5. Gather books. Both academic (which involves figuring out which papers I am planning on working on besides the giant book I'm transcribing) and amusing. For amusing books, need a combination of frothy yet not embarrassing.

6. Pack (see 3).

7. For 6, try to acquire voluminous luggage. Also for 5. Also figure out luggage weight limits and spread books about.

8. Print out ticket reservations.

9. Buy train tickets.

10. Figure out whether my cell phone wants to work there and how much it costs.

And probably a whole bunch more. If anyone can think of anything that I need to do that I haven't, please do remind me.

Monday, June 16, 2008

I want to be a Luddite . . . but I can't

I went to the library this morning. I had emailed myself a list of books and articles that I needed to get. The moment I walked into the library, the internet went down, and I realized that you can't do anything in a library without internet. They've removed the card catalogue. I didn't have my list of books, and there was no way to get it back. There's a Frog and Toad story by Arnold Lobel that seemed strangely apropos.

So I've decided that I'm against technology, because it raises expectations and then just lets you down.*

* I realize that there's some irony in the manner of my complaint.

Friday, June 13, 2008

Impossible Question #7

I have been given a Herculean task -- I'm writing an essay on a 15th century Scottish poem written by a poet that may have been blind. Other than his name (Blind Hary) we don't really know much about him except that he occasionally got paid for something. I have to construct a paragraph that says "We don't know what books he may have had access to or known. We don't really know much about his education. But since a chunk of my argument hinges on him knowing some things about a series of saints, we're just going to assume that he knew their fairly obscure biographies in detail. And for two of the series who may each be one of two saints, we're just going to go with the one I picked, yeah?"

I can't see it.

But then, neither could he.

Unless that was just a nickname.

So I am going to hie me to the library tomorrow with an agenda: I'm not leaving until I have come to some conclusion about things, and framed it in brilliant prose.

Wednesday, June 11, 2008


But I can't help it.

I have a student who is hearing impaired, and it's driving me completely crazy. I know that she's not trying to annoy me. I know that she is entitled to learn just like everyone else. I know that she can't help not being able to hear. I feel an immense amount of compassion for her. But . . .

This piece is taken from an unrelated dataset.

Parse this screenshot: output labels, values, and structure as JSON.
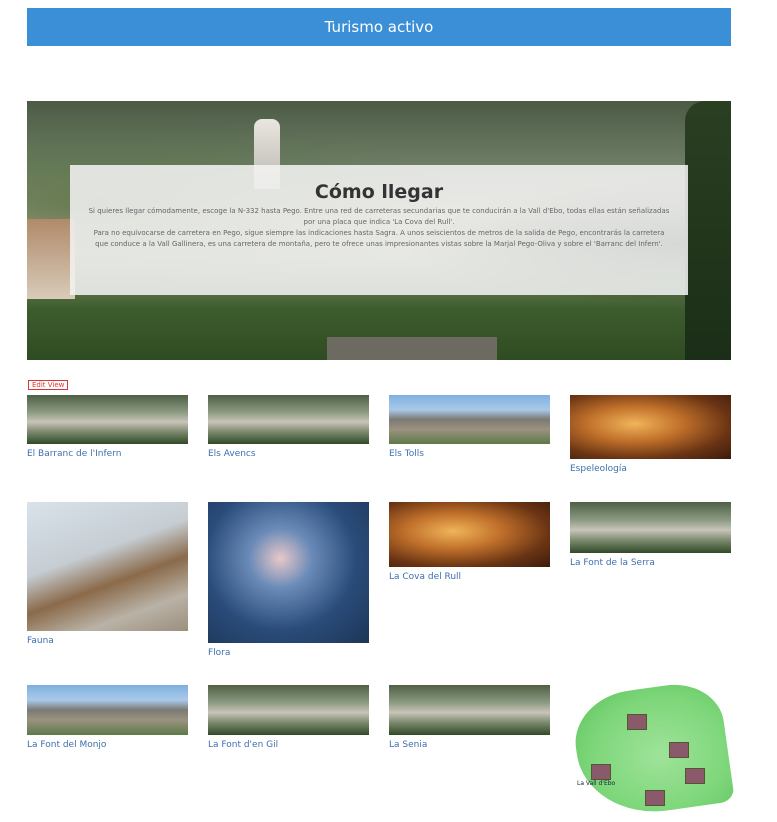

Well really, my objection is that I have no training to deal with this situation (and it is a situation; she can't understand my normal speaking voice). But it puts me under an immense amount of pressure trying to balance her needs and the needs of the 16 other students.

Also to do with not hearing things and how I am a bad person, this amused me greatly. We could use it as a jumping off point for a discussion of censorship, but we could also just laugh hysterically.

Sunday, June 1, 2008

Apocalypse soon?

Leo is sitting in the room with me, reading my blog. Shouldn't he know what I'm up to without having to read my blog? Is this evidence of the coming apocalypse? Should I call him to find out what he thinks about this? Or just wait until he comments on this post?